__Aim of the exercise__. Look through the listing underneath for "JSON", and copy every line that has it.

__Records for this task__.
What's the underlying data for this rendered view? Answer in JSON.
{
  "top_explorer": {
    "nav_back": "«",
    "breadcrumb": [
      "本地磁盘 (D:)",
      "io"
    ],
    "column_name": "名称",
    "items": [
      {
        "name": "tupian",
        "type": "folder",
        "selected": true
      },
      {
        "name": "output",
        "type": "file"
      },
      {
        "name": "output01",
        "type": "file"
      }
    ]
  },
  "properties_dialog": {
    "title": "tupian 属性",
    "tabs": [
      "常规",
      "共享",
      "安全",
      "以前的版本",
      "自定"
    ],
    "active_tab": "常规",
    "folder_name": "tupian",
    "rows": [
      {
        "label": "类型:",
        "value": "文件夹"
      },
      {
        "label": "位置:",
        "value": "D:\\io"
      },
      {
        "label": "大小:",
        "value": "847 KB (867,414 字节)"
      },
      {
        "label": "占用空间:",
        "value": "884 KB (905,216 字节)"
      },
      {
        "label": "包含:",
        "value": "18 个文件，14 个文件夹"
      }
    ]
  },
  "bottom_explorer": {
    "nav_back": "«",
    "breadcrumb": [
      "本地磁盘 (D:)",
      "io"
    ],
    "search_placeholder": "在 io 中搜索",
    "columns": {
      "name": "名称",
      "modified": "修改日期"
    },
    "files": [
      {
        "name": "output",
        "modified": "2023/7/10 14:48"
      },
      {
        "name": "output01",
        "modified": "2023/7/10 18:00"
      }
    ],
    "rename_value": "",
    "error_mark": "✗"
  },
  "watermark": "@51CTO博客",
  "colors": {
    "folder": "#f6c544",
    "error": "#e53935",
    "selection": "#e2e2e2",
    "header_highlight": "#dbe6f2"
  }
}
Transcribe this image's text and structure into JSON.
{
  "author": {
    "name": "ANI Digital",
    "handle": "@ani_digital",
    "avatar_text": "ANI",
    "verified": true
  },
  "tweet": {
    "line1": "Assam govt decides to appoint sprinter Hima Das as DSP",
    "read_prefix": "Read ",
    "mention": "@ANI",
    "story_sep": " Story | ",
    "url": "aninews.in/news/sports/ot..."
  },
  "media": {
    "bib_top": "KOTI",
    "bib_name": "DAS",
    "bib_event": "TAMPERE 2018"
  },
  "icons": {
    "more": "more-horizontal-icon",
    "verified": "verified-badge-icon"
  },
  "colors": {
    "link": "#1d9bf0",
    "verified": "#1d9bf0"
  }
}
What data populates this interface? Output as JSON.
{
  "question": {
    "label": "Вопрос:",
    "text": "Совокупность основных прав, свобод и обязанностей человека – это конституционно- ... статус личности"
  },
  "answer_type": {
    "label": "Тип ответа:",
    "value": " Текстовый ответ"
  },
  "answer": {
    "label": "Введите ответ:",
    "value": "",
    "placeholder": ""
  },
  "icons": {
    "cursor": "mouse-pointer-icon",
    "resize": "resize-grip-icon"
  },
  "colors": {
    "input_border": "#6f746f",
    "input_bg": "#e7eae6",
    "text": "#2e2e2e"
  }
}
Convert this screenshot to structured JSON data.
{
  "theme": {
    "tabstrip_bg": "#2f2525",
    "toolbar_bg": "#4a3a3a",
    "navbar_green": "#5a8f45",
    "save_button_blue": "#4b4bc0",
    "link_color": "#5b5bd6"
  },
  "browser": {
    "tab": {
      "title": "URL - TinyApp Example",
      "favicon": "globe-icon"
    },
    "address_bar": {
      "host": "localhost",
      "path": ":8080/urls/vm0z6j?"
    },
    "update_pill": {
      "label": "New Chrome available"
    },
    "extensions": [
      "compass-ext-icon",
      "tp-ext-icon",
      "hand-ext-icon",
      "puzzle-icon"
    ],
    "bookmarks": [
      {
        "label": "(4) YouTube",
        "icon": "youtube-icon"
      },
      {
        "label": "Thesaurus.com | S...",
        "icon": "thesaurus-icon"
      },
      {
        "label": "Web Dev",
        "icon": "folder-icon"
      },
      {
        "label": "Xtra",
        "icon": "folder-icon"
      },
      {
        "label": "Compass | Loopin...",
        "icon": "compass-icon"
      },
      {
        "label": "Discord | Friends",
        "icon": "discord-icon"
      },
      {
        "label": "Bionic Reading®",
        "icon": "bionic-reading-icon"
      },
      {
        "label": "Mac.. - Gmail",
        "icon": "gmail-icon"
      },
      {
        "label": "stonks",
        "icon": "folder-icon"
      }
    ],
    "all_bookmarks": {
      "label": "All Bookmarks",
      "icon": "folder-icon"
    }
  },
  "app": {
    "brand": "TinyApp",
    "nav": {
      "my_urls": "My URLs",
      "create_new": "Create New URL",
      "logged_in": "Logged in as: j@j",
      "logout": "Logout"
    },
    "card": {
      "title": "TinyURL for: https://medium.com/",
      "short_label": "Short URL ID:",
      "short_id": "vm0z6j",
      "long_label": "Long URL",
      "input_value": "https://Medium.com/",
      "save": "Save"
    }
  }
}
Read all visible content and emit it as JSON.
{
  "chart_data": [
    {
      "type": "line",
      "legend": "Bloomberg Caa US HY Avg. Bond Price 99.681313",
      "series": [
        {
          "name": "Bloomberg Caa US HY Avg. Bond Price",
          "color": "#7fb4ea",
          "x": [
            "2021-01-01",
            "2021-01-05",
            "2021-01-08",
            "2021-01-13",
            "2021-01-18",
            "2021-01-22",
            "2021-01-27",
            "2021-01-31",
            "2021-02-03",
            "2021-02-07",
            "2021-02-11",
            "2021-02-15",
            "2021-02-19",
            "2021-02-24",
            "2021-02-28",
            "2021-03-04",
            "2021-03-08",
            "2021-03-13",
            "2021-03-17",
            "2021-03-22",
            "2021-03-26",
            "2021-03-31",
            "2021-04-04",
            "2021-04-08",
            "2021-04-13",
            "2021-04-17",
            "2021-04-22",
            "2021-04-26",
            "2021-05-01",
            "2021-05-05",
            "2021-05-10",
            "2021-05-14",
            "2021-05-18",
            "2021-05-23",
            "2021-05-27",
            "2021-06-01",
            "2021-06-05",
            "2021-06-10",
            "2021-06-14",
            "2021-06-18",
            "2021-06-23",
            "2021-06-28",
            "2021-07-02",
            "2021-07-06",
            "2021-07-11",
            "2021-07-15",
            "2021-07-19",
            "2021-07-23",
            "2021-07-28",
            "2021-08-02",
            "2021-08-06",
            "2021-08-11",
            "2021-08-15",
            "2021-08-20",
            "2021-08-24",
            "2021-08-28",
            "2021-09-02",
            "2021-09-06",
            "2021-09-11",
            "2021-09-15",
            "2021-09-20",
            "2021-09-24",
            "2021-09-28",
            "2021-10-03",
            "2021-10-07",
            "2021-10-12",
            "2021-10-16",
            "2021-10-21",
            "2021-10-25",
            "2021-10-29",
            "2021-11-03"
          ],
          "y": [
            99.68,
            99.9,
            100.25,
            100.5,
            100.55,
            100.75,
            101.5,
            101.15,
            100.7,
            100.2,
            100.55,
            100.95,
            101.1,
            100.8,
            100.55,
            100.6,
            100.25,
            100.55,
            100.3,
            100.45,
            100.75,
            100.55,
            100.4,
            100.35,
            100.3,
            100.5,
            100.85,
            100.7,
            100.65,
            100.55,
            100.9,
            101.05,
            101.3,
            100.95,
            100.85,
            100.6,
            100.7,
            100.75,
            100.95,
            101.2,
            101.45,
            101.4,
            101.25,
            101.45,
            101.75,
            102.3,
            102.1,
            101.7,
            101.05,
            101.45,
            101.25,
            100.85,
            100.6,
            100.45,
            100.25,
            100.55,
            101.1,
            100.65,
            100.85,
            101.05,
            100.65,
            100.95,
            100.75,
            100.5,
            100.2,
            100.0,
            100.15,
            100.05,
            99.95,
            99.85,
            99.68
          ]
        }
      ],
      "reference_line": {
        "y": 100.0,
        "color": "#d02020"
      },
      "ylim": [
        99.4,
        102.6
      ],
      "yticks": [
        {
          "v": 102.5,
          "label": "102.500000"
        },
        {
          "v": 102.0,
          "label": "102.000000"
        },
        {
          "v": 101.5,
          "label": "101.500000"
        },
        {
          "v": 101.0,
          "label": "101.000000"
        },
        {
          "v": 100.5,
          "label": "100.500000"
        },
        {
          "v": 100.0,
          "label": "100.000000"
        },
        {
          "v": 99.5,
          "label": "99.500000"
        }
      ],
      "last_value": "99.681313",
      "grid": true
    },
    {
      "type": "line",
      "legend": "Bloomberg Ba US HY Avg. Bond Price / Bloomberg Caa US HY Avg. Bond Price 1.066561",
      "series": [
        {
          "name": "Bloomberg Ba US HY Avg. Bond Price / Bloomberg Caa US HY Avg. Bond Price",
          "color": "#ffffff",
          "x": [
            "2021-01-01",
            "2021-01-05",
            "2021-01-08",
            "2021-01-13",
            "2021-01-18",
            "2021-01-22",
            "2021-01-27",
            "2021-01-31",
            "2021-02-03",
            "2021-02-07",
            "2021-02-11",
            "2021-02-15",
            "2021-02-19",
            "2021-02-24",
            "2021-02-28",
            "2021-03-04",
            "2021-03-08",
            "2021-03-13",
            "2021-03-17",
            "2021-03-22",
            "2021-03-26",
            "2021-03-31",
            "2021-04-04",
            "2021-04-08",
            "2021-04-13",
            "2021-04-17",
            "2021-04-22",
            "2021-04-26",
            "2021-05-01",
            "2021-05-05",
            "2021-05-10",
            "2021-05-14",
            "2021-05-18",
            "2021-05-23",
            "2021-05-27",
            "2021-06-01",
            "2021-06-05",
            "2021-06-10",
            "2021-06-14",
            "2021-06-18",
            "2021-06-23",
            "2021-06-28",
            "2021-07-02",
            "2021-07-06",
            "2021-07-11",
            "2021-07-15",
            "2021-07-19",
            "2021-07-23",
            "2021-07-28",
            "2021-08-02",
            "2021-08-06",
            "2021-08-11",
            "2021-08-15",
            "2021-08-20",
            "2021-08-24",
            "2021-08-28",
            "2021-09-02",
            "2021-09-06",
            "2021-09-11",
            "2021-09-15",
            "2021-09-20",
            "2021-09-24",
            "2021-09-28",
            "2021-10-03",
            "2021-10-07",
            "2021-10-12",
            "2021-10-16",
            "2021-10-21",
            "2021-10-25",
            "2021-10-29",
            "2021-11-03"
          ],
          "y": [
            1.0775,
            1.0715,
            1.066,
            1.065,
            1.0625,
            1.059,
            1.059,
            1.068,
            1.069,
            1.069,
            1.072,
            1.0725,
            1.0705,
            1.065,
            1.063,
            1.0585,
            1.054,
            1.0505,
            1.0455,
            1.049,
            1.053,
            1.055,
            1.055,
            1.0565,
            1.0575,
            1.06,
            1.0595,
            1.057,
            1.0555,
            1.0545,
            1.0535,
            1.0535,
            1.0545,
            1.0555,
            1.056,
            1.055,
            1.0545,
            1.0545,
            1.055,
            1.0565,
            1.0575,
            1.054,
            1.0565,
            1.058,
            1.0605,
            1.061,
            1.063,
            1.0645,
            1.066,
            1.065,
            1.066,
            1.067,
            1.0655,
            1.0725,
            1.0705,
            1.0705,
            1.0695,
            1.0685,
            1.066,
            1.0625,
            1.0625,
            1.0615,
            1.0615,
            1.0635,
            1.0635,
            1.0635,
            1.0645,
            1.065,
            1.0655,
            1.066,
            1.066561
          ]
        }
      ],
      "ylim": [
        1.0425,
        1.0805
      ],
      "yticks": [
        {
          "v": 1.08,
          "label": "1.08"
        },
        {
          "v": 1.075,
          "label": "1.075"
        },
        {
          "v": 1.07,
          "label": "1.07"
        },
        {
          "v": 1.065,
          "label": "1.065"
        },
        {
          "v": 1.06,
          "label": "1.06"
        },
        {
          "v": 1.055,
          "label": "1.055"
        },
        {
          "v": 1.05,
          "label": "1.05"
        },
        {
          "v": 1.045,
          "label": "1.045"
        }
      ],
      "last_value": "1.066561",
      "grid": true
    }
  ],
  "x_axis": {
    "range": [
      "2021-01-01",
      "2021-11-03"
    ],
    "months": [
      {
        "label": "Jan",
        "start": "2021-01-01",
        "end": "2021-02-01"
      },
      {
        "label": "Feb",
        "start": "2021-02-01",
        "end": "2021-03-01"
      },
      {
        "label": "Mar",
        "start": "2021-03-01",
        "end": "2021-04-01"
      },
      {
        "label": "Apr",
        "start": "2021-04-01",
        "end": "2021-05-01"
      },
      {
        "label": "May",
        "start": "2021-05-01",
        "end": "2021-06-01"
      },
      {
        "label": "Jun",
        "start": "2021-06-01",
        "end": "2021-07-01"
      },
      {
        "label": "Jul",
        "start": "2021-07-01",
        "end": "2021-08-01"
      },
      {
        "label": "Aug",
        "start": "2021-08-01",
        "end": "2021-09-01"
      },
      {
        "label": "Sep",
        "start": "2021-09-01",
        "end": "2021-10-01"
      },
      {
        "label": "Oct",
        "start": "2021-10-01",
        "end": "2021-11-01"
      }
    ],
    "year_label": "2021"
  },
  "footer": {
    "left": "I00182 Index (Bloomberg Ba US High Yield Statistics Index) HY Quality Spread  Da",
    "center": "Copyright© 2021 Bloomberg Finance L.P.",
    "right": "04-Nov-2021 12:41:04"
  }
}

__Response area__.
What's the underlying data for this rendered view? Answer in JSON.
Transcribe this image's text and structure into JSON.
What data populates this interface? Output as JSON.
Convert this screenshot to structured JSON data.
Read all visible content and emit it as JSON.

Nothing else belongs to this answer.